But with all due respect, I think even they miss out on the full weight of what Jesus is saying. For Simon Peter and the other early disciples, fishing wasn’t just an excuse to go outside. It wasn’t about time with grandpa or knowing which fly to use. It wasn’t just a life-long art.
Fishing is hard work. It’s dangerous work. It’s foul-smelling work. Just as shepherds tend to smell like the sheep, fishermen tend to smell like the fish.
Fishing, in the ancient world, more closely resembled the industrial fishing operations of today than a day out on the lake or flyfishing in the mountains. Fishing meant going out onto the sea at night, setting out hundreds of feet of netting, and not coming back to shore until morning. (Think “trawler,” but with none of the machinery to lighten the workload.) But it’s also life-sustaining because fish made up a huge part of the economy and diet of the ancient world.
And then, the job was still not done. Once the haul was aboard, it was time to row back to shore. Then the fish had to be prepared for market, cleaned and preserved (without modern refrigeration). The nets had to be washed and mended. Jesus was interrupting Simon Peter and the others as they tried to finish a hard night’s work, keeping them from their beds.
“I will make you fish for people” isn’t the cute metaphor we’ve turned it into.
The type of fishing Christ is calling us to is not done at a distance, at the end of a rod; it requires getting up close and personal with the catch, wrestling them into the boat.
Christ called Simon Peter, James, John, and the others into work that sustains the Kingdom of God. He called them to get their hands dirty, to put in long, hard hours, building up the Kingdom. Christ called the disciples to proclaim, “Repent for the Kingdom of Heaven has come near.”
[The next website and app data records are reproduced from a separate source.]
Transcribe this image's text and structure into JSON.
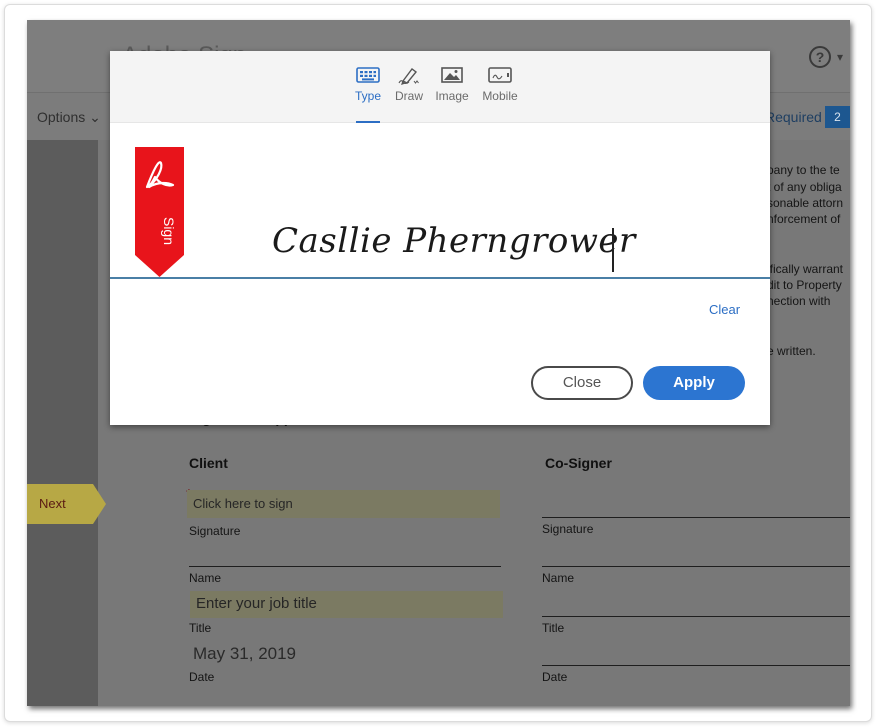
{
  "app": {
    "title": "Adobe Sign",
    "help_icon": "question-circle-icon",
    "help_glyph": "?",
    "help_caret": "▾",
    "options_label": "Options ⌄",
    "required_label": "Required",
    "required_count": "2"
  },
  "document": {
    "paragraph_fragments": [
      "pany to the te",
      "t of any obliga",
      "sonable attorn",
      "nforcement of",
      "ifically warrant",
      "dit to Property",
      "nection  with",
      "e written."
    ],
    "section_heading": "Signatures/Approval",
    "client": {
      "heading": "Client",
      "signature_placeholder": "Click here to sign",
      "signature_label": "Signature",
      "name_label": "Name",
      "title_placeholder": "Enter your job title",
      "title_label": "Title",
      "date_value": "May 31, 2019",
      "date_label": "Date"
    },
    "cosigner": {
      "heading": "Co-Signer",
      "signature_label": "Signature",
      "name_label": "Name",
      "title_label": "Title",
      "date_label": "Date"
    },
    "required_mark": "*",
    "next_label": "Next"
  },
  "modal": {
    "tabs": [
      {
        "label": "Type",
        "icon": "keyboard-icon",
        "active": true
      },
      {
        "label": "Draw",
        "icon": "pen-icon",
        "active": false
      },
      {
        "label": "Image",
        "icon": "image-icon",
        "active": false
      },
      {
        "label": "Mobile",
        "icon": "mobile-icon",
        "active": false
      }
    ],
    "bookmark_icon": "acrobat-logo-icon",
    "bookmark_label": "Sign",
    "signature_text": "Casllie Pherngrower",
    "clear_label": "Clear",
    "close_label": "Close",
    "apply_label": "Apply"
  },
  "colors": {
    "accent": "#2c75d1",
    "tab_active": "#2c6ec4",
    "bookmark_red": "#e8141b",
    "required_badge": "#1d5790",
    "next_tag": "#b7a845",
    "field_fill": "#7b7a62"
  }
}
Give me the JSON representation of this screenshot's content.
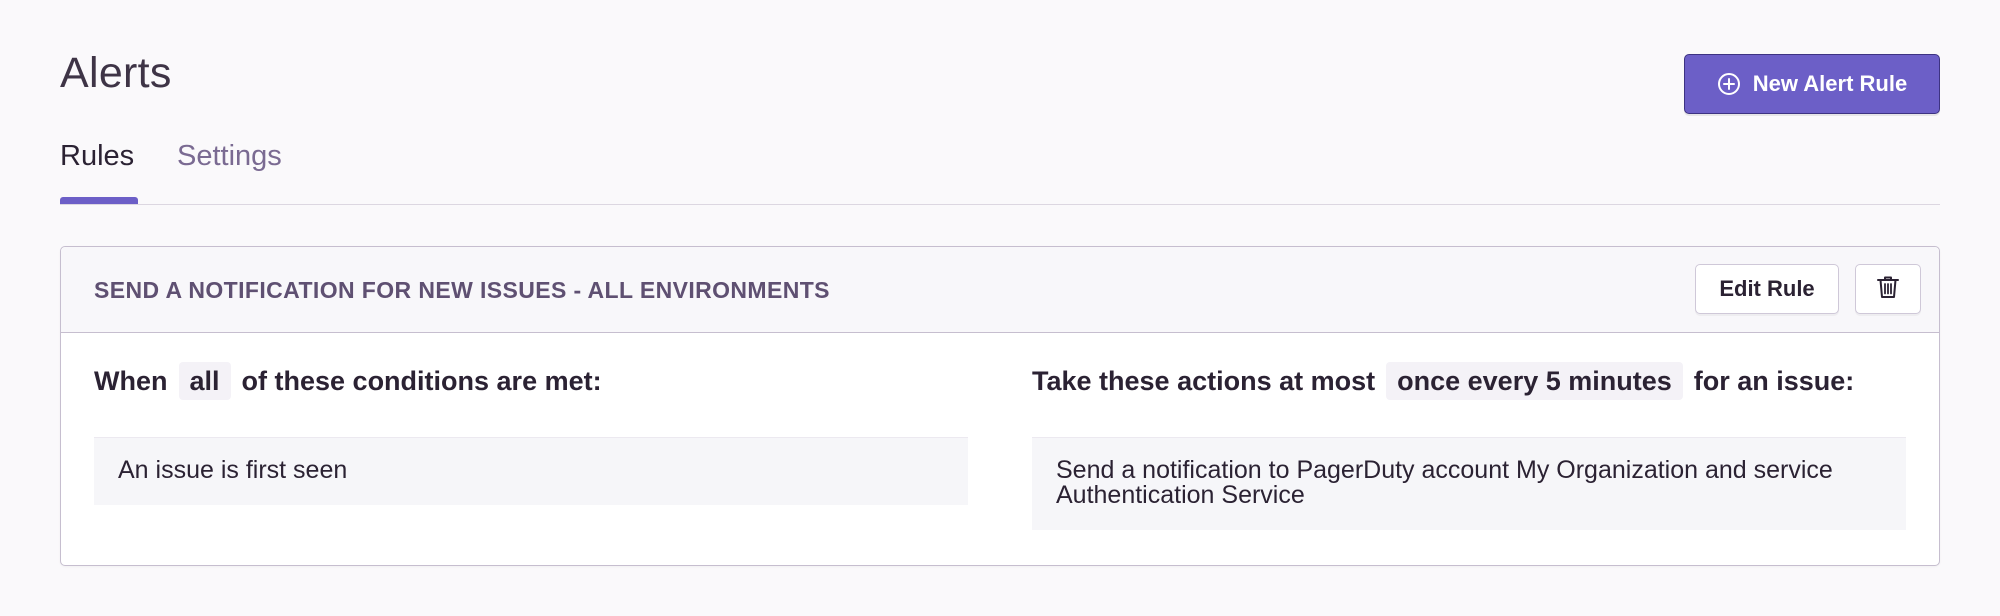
{
  "page": {
    "title": "Alerts",
    "new_rule_button": "New Alert Rule"
  },
  "tabs": [
    {
      "label": "Rules",
      "active": true
    },
    {
      "label": "Settings",
      "active": false
    }
  ],
  "rule": {
    "title": "SEND A NOTIFICATION FOR NEW ISSUES - ALL ENVIRONMENTS",
    "edit_button": "Edit Rule",
    "delete_icon": "trash-icon",
    "conditions": {
      "prefix": "When",
      "match": "all",
      "suffix": "of these conditions are met:",
      "items": [
        "An issue is first seen"
      ]
    },
    "actions": {
      "prefix": "Take these actions at most",
      "frequency": "once every 5 minutes",
      "suffix": "for an issue:",
      "items": [
        "Send a notification to PagerDuty account My Organization and service Authentication Service"
      ]
    }
  },
  "colors": {
    "accent": "#6c5fc7",
    "background": "#faf9fb",
    "border": "#c6becf",
    "muted_text": "#7a6a92"
  }
}
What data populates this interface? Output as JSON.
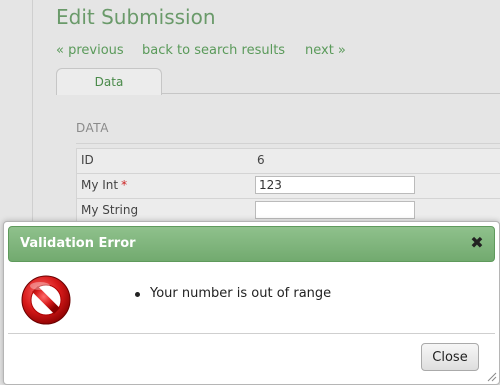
{
  "page": {
    "title": "Edit Submission",
    "nav": {
      "previous": "« previous",
      "back": "back to search results",
      "next": "next »"
    },
    "tabs": [
      {
        "label": "Data",
        "active": true
      }
    ],
    "section_title": "DATA",
    "fields": [
      {
        "label": "ID",
        "value": "6",
        "type": "text"
      },
      {
        "label": "My Int",
        "required_mark": "*",
        "value": "123",
        "type": "input"
      },
      {
        "label": "My String",
        "value": "",
        "type": "input"
      }
    ]
  },
  "dialog": {
    "title": "Validation Error",
    "close_icon": "close-x-icon",
    "icon": "prohibited-icon",
    "messages": [
      "Your number is out of range"
    ],
    "close_button_label": "Close"
  },
  "colors": {
    "accent_green": "#72aa6f",
    "link_green": "#5a9a5a",
    "error_red": "#cc2222"
  }
}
Beloved, God is still calling us to fish for people, that hard work of calling people into the Kingdom. We can’t do it at a distance, at arm’s length. Rather, it requires us to get up close and personal. We have to roll up our sleeves and get our hands dirty. If we do it right, we’re gonna end up smelling like the fish. Knowing and loving and living alongside the people with whom we are ministering.
Repentance – metanoia, a transformation of heart and mind – is difficult work; it can’t be done at a distance. Repentance is the fruit of faith formation – work that can’t be done by bumper sticker slogans or shouting from a street corner. It can’t be done through Facebook memes or recommending the exact right book because it’s about more than just right knowledge.
Repentance takes place in person, in community. It means wrestling with issues together. That community can’t be confined to an hour on Sunday morning or abandoned over differences of opinion. And it’s work that doesn’t end once we get the “fish” in the boat.
Repentance doesn’t end at the baptismal font or after the kids are confirmed or the altar; instead, that’s where it begins again.
Called by God to proclaim repentance and live as a transformed community, we are empowered by the Holy Spirit to lovingly pour ourselves out for our neighbors. As hatred and fear spread, God has called us to be a community rooted in divine love. “Do not be afraid,” Christ says, for God’s love drives out fear.
To be a community that loves the oppressed and care for them, to bring them into a community where they are loved and valued.
To be a community that loves the oppressor and calls them to repent and join the enter the Kingdom, where they will learn to love their fellow humans as Christ loves them.
Beloved, let us love our neighbors – our immigrant neighbors, our impoverished neighbors, our LGBT neighbors – and call them into a place where they are greeted as beloved siblings.
Beloved, let us love our neighbors – the neighbors who turn blind eyes upon racism and hatred – and call them from fear to repentance and newness of life.
Beloved, let us work to build up a repentant community rooted in the love of God and transformed by divine grace.